On 2 November 2022 the Supreme Court will give judgment in Hillside Parks Ltd v Snowdonia National Park Authority.
This case, although based on a peculiar (if not unique) set of facts and giving rise to an unusual dispute between the National Park as planning authority and the landowners over the validity of a very old planning permission, has caused widespread concern as it calls into question the impact of drop-in consents on the lawfulness of earlier, often wider, planning permissions. Drop-in consents are intended to modify part of an already approved development, eg by changing layouts or numbers of units.
Not only has doubt been raised over whether further development under an earlier consent can still be lawful if a drop in consent is implemented on part, but also comments made by the Court of Appeal left unanswered the question of whether development already carried out under a partially implemented earlier consent could retrospectively become unlawful as a result of implementing a later drop-in consent on another part of a site.
It is possible that the Supreme Court will make its decision by only looking very narrowly at the issues necessary to decide this case but that would leave much uncertainty over the impact of drop-in consents generally. It is hoped therefore that the Supreme Court will address comprehensively the issues raised by the Court of Appeal which are having a significant impact on the implementation of schemes, where modifications of development layouts and design proposals over a period of time are commonplace.

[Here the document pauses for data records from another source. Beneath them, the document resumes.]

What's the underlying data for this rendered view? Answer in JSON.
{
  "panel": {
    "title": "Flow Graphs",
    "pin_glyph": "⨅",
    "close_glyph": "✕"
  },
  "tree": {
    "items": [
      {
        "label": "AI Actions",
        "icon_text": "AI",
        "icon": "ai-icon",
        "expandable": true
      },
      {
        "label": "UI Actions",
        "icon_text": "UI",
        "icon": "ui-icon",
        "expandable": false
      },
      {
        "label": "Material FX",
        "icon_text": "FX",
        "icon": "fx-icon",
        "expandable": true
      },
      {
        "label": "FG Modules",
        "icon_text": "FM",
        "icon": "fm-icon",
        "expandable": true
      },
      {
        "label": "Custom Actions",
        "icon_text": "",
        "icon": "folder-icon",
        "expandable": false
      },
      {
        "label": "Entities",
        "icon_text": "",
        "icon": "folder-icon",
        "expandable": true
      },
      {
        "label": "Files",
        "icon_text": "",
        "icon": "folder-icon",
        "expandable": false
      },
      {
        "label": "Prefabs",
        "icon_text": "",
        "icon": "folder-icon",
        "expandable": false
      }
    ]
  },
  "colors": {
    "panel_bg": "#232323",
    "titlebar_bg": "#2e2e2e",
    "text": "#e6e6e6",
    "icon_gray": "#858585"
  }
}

Consistent with our policy when giving comment and advice on a non-specific basis, we cannot assume legal responsibility for the accuracy of any particular statement. In the case of specific problems we recommend that professional advice be sought.